Thursday, November 06, 2008
Pakistan press welcome Obama
Pakistan press welcome Obama, query anti-terror policy
AFP, November 6, 2008
ISLAMABAD (AFP) — Pakistan's English-language press on Thursday applauded Barack Obama's US presidential election victory but amid tensions with its "war on terror" ally, questioned his policy on tackling extremism.
Leading dailies here echoed sentiments around the world that Obama's election opened up possibilities for a new direction in US foreign policy.
But they voiced concern about his support for US missile strikes against suspected Al-Qaeda and Taliban militants in Pakistan's tribal border region that have led to strong protests and warnings from Islamabad.

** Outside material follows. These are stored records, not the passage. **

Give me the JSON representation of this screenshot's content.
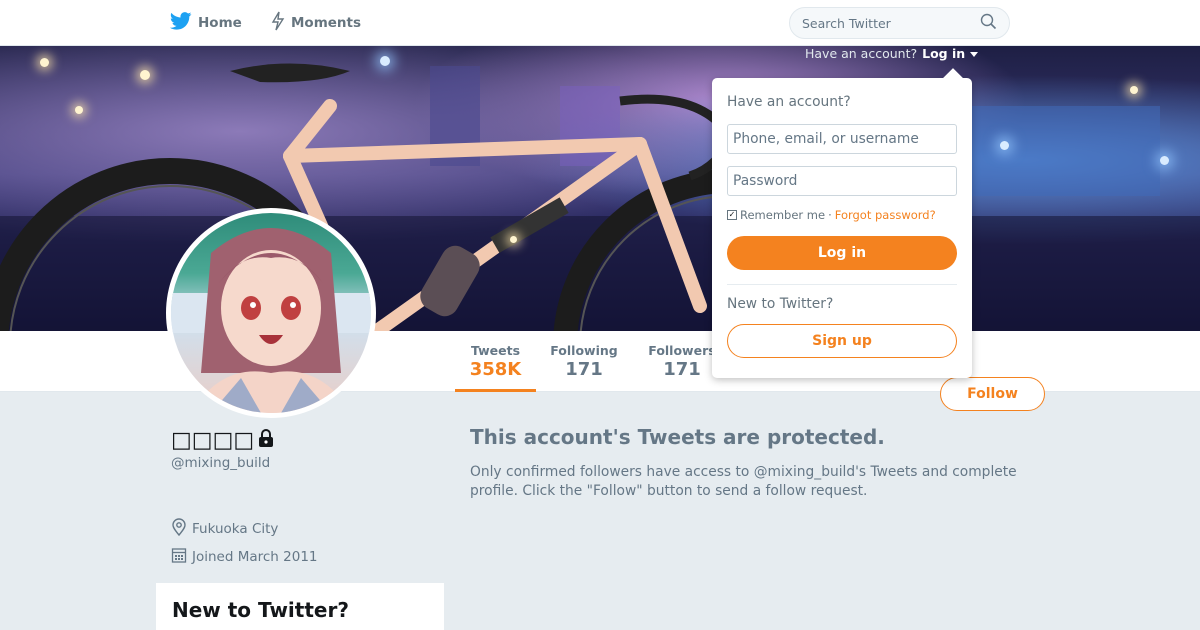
{
  "nav": {
    "home_label": "Home",
    "moments_label": "Moments",
    "search_placeholder": "Search Twitter"
  },
  "account_bar": {
    "prompt": "Have an account?",
    "login_label": "Log in"
  },
  "login_dropdown": {
    "heading": "Have an account?",
    "username_placeholder": "Phone, email, or username",
    "password_placeholder": "Password",
    "remember_label": "Remember me",
    "separator": "·",
    "forgot_label": "Forgot password?",
    "login_button": "Log in",
    "new_heading": "New to Twitter?",
    "signup_button": "Sign up"
  },
  "profile": {
    "display_name": "□□□□",
    "handle": "@mixing_build",
    "location": "Fukuoka City",
    "joined": "Joined March 2011"
  },
  "stats": [
    {
      "label": "Tweets",
      "value": "358K",
      "active": true
    },
    {
      "label": "Following",
      "value": "171",
      "active": false
    },
    {
      "label": "Followers",
      "value": "171",
      "active": false
    }
  ],
  "follow_button": "Follow",
  "protected": {
    "title": "This account's Tweets are protected.",
    "text": "Only confirmed followers have access to @mixing_build's Tweets and complete profile. Click the \"Follow\" button to send a follow request."
  },
  "sidebar_card": {
    "heading": "New to Twitter?"
  },
  "colors": {
    "accent": "#f4821f",
    "brand": "#1da1f2",
    "muted": "#657786",
    "background": "#e6ecf0"
  },
  "icons": [
    "twitter-bird-icon",
    "lightning-icon",
    "search-icon",
    "caret-down-icon",
    "lock-icon",
    "location-pin-icon",
    "calendar-icon",
    "checkbox-icon"
  ]
}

"Here in Pakistan, Mr Obama's earlier take on the issue of militancy was sometimes seen as short-sighted and belligerent," Dawn said in an editorial.
"The US certainly cannot go it alone without the support of Pakistan (that is a reality that America must acknowledge publicly if it is an honest broker)".

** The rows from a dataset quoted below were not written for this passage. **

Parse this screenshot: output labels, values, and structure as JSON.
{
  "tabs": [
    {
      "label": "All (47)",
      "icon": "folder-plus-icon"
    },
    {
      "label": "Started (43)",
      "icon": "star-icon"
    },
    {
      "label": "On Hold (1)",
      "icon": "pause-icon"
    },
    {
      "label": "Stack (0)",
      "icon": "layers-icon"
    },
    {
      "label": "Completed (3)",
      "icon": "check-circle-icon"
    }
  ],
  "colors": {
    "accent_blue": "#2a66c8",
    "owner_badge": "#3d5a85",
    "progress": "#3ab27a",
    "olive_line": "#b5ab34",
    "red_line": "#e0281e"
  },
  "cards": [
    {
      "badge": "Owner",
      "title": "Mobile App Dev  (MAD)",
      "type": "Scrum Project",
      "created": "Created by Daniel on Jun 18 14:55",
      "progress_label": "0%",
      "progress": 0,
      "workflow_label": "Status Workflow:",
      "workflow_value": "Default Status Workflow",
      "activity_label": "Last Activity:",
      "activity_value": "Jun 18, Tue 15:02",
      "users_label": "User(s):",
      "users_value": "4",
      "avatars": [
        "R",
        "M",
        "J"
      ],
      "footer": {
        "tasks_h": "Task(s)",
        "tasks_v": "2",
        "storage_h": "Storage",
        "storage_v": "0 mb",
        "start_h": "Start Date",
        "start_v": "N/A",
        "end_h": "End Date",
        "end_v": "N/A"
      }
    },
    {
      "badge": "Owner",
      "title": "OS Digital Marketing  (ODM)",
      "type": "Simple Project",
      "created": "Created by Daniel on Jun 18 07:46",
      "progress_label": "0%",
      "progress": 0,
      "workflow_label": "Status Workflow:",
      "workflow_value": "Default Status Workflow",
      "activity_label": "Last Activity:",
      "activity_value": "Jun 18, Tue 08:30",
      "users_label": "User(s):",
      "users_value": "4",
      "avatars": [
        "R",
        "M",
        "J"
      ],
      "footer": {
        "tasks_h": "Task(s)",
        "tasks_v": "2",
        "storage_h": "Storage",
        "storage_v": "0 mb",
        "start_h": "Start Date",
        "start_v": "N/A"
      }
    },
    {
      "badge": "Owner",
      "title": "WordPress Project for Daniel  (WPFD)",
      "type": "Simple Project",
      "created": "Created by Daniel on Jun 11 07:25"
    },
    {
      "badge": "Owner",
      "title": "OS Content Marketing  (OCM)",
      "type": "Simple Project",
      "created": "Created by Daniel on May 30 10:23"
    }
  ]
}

The News also noted Obama's opposition to the Iraq war and recognition that mistakes were made by shifting attentions there after the ouster of the hardline ruling Taliban in Afghanistan in late 2001.
But it also said his belligerent tone over US missile strikes "had set alarm bells ringing in Islamabad."
"Some believe the anticipation of the Obama presidency may have motivated the stepped up military operation in the northern areas," it said.
"The prospect of a more bullish approach from the new US administration is obviously a disturbing one for the Pakistan leadership."
The new commander of US forces in Iraq and Afghanistan, General David Petraeus, visited Pakistan this week in a sign that the new administration is looking to refocus its attentions on Afghanistan.
The News said that between now and Obama's inauguration in January at the very least, Pakistan's democratically-elected government needed to show it is capable of and committed to dealing with militants on its own.
"A failure in this respect could lead to a more unpleasant confrontation with the man taking over at the White House," it added.
Dawn said Obama's election was a message to Pakistan that it will support "democracy as opposed to autocracy" while The News warned Pakistanis against expecting financial help just "because his middle name is Hussein."
"Obama cannot be expected to aid Pakistan on the basis of perceived religious affiliation, but on the basis of good sense, keeping in view the interests of his own country and a desire to make the world a safer place."
South Asia Hails Obama Victory - BBC
Barack Obama’s Pakistan Connections - Adil Najam, All Things Pakistan
Pakistan on Obama: Hope and Trepidation - Juan Cole
Obama may re-hyphenate India and Pakistan - Rediff
'Obama’s Muslim Heritage Will Help’ - Beena Sarwar
at 2:51 PM